A word-for-word printout of the whole listing is needed.

-------- Data supplied --------

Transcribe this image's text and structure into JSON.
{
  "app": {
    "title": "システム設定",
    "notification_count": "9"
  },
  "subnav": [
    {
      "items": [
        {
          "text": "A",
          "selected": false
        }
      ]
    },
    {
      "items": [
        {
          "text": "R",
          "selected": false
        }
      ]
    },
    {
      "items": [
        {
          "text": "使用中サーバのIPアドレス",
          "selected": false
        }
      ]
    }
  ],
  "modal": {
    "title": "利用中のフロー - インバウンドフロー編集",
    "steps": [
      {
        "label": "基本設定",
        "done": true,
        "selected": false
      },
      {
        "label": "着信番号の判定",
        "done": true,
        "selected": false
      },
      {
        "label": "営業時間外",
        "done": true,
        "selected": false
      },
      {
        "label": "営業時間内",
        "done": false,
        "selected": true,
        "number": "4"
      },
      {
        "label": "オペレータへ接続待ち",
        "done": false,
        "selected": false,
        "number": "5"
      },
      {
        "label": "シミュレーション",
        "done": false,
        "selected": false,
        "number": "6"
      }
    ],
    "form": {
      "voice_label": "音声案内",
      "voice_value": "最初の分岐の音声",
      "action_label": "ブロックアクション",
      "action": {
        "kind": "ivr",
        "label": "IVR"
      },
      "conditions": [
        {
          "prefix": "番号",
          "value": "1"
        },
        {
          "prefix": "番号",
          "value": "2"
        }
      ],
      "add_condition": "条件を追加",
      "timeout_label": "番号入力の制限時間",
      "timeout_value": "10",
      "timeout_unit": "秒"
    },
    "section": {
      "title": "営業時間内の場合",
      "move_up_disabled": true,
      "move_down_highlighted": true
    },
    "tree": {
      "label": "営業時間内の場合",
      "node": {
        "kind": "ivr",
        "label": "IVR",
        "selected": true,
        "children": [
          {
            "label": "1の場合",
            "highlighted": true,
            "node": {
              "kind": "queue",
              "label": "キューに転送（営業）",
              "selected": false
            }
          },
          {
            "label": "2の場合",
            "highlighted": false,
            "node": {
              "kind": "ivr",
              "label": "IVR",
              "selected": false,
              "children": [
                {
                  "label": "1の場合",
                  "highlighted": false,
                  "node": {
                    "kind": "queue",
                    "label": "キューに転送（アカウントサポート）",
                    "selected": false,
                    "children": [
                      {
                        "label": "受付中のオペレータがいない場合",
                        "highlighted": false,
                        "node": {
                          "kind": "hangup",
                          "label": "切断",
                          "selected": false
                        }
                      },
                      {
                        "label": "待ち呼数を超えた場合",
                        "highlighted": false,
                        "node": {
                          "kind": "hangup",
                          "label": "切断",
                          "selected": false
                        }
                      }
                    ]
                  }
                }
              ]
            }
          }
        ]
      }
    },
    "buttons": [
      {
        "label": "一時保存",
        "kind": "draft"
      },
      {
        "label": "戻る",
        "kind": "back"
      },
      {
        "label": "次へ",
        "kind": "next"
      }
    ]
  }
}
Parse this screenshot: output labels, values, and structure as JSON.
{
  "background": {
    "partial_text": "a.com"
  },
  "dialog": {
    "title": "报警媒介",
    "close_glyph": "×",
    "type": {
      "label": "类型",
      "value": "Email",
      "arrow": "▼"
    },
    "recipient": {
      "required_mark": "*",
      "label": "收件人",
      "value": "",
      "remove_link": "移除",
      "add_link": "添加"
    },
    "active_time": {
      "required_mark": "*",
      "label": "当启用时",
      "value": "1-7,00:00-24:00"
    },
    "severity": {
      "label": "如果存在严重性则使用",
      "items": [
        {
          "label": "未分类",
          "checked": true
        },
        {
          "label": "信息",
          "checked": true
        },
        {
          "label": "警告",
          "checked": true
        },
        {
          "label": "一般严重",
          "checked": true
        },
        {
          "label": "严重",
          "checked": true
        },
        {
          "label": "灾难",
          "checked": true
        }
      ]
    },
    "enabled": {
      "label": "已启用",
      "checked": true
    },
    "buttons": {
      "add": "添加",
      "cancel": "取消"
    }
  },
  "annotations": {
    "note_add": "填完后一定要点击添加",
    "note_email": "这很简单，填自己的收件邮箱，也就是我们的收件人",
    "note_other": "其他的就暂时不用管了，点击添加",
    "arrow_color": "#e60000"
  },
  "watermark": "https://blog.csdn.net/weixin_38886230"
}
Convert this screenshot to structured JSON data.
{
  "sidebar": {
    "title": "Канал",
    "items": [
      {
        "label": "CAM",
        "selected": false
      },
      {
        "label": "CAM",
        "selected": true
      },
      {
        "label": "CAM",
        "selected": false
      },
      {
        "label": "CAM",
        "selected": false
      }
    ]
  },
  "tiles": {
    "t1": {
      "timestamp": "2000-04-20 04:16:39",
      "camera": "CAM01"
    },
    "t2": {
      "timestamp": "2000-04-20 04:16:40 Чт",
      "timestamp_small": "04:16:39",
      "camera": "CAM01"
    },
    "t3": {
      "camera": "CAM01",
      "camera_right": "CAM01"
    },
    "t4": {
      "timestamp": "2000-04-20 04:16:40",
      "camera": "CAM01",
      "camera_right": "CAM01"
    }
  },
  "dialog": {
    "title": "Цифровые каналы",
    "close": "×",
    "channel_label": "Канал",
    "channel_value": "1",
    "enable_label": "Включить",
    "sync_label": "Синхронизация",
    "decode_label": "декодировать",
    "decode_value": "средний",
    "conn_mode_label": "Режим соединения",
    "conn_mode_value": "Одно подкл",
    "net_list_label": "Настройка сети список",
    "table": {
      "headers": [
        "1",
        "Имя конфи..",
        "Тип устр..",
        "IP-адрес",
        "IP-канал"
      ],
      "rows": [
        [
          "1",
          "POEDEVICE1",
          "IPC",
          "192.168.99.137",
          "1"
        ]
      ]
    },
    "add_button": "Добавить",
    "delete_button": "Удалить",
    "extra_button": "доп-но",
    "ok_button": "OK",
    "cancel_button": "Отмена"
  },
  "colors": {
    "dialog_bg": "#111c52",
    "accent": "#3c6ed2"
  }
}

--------

** Output below **
Transcribe this image's text and structure into JSON.
{
  "app": {
    "title": "システム設定",
    "notification_count": "9"
  },
  "subnav": [
    {
      "items": [
        {
          "text": "A",
          "selected": false
        }
      ]
    },
    {
      "items": [
        {
          "text": "R",
          "selected": false
        }
      ]
    },
    {
      "items": [
        {
          "text": "使用中サーバのIPアドレス",
          "selected": false
        }
      ]
    }
  ],
  "modal": {
    "title": "利用中のフロー - インバウンドフロー編集",
    "steps": [
      {
        "label": "基本設定",
        "done": true,
        "selected": false
      },
      {
        "label": "着信番号の判定",
        "done": true,
        "selected": false
      },
      {
        "label": "営業時間外",
        "done": true,
        "selected": false
      },
      {
        "label": "営業時間内",
        "done": false,
        "selected": true,
        "number": "4"
      },
      {
        "label": "オペレータへ接続待ち",
        "done": false,
        "selected": false,
        "number": "5"
      },
      {
        "label": "シミュレーション",
        "done": false,
        "selected": false,
        "number": "6"
      }
    ],
    "form": {
      "voice_label": "音声案内",
      "voice_value": "最初の分岐の音声",
      "action_label": "ブロックアクション",
      "action": {
        "kind": "ivr",
        "label": "IVR"
      },
      "conditions": [
        {
          "prefix": "番号",
          "value": "1"
        },
        {
          "prefix": "番号",
          "value": "2"
        }
      ],
      "add_condition": "条件を追加",
      "timeout_label": "番号入力の制限時間",
      "timeout_value": "10",
      "timeout_unit": "秒"
    },
    "section": {
      "title": "営業時間内の場合",
      "move_up_disabled": true,
      "move_down_highlighted": true
    },
    "tree": {
      "label": "営業時間内の場合",
      "node": {
        "kind": "ivr",
        "label": "IVR",
        "selected": true,
        "children": [
          {
            "label": "1の場合",
            "highlighted": true,
            "node": {
              "kind": "queue",
              "label": "キューに転送（営業）",
              "selected": false
            }
          },
          {
            "label": "2の場合",
            "highlighted": false,
            "node": {
              "kind": "ivr",
              "label": "IVR",
              "selected": false,
              "children": [
                {
                  "label": "1の場合",
                  "highlighted": false,
                  "node": {
                    "kind": "queue",
                    "label": "キューに転送（アカウントサポート）",
                    "selected": false,
                    "children": [
                      {
                        "label": "受付中のオペレータがいない場合",
                        "highlighted": false,
                        "node": {
                          "kind": "hangup",
                          "label": "切断",
                          "selected": false
                        }
                      },
                      {
                        "label": "待ち呼数を超えた場合",
                        "highlighted": false,
                        "node": {
                          "kind": "hangup",
                          "label": "切断",
                          "selected": false
                        }
                      }
                    ]
                  }
                }
              ]
            }
          }
        ]
      }
    },
    "buttons": [
      {
        "label": "一時保存",
        "kind": "draft"
      },
      {
        "label": "戻る",
        "kind": "back"
      },
      {
        "label": "次へ",
        "kind": "next"
      }
    ]
  }
}
Parse this screenshot: output labels, values, and structure as JSON.
{
  "background": {
    "partial_text": "a.com"
  },
  "dialog": {
    "title": "报警媒介",
    "close_glyph": "×",
    "type": {
      "label": "类型",
      "value": "Email",
      "arrow": "▼"
    },
    "recipient": {
      "required_mark": "*",
      "label": "收件人",
      "value": "",
      "remove_link": "移除",
      "add_link": "添加"
    },
    "active_time": {
      "required_mark": "*",
      "label": "当启用时",
      "value": "1-7,00:00-24:00"
    },
    "severity": {
      "label": "如果存在严重性则使用",
      "items": [
        {
          "label": "未分类",
          "checked": true
        },
        {
          "label": "信息",
          "checked": true
        },
        {
          "label": "警告",
          "checked": true
        },
        {
          "label": "一般严重",
          "checked": true
        },
        {
          "label": "严重",
          "checked": true
        },
        {
          "label": "灾难",
          "checked": true
        }
      ]
    },
    "enabled": {
      "label": "已启用",
      "checked": true
    },
    "buttons": {
      "add": "添加",
      "cancel": "取消"
    }
  },
  "annotations": {
    "note_add": "填完后一定要点击添加",
    "note_email": "这很简单，填自己的收件邮箱，也就是我们的收件人",
    "note_other": "其他的就暂时不用管了，点击添加",
    "arrow_color": "#e60000"
  },
  "watermark": "https://blog.csdn.net/weixin_38886230"
}
Convert this screenshot to structured JSON data.
{
  "sidebar": {
    "title": "Канал",
    "items": [
      {
        "label": "CAM",
        "selected": false
      },
      {
        "label": "CAM",
        "selected": true
      },
      {
        "label": "CAM",
        "selected": false
      },
      {
        "label": "CAM",
        "selected": false
      }
    ]
  },
  "tiles": {
    "t1": {
      "timestamp": "2000-04-20 04:16:39",
      "camera": "CAM01"
    },
    "t2": {
      "timestamp": "2000-04-20 04:16:40 Чт",
      "timestamp_small": "04:16:39",
      "camera": "CAM01"
    },
    "t3": {
      "camera": "CAM01",
      "camera_right": "CAM01"
    },
    "t4": {
      "timestamp": "2000-04-20 04:16:40",
      "camera": "CAM01",
      "camera_right": "CAM01"
    }
  },
  "dialog": {
    "title": "Цифровые каналы",
    "close": "×",
    "channel_label": "Канал",
    "channel_value": "1",
    "enable_label": "Включить",
    "sync_label": "Синхронизация",
    "decode_label": "декодировать",
    "decode_value": "средний",
    "conn_mode_label": "Режим соединения",
    "conn_mode_value": "Одно подкл",
    "net_list_label": "Настройка сети список",
    "table": {
      "headers": [
        "1",
        "Имя конфи..",
        "Тип устр..",
        "IP-адрес",
        "IP-канал"
      ],
      "rows": [
        [
          "1",
          "POEDEVICE1",
          "IPC",
          "192.168.99.137",
          "1"
        ]
      ]
    },
    "add_button": "Добавить",
    "delete_button": "Удалить",
    "extra_button": "доп-но",
    "ok_button": "OK",
    "cancel_button": "Отмена"
  },
  "colors": {
    "dialog_bg": "#111c52",
    "accent": "#3c6ed2"
  }
}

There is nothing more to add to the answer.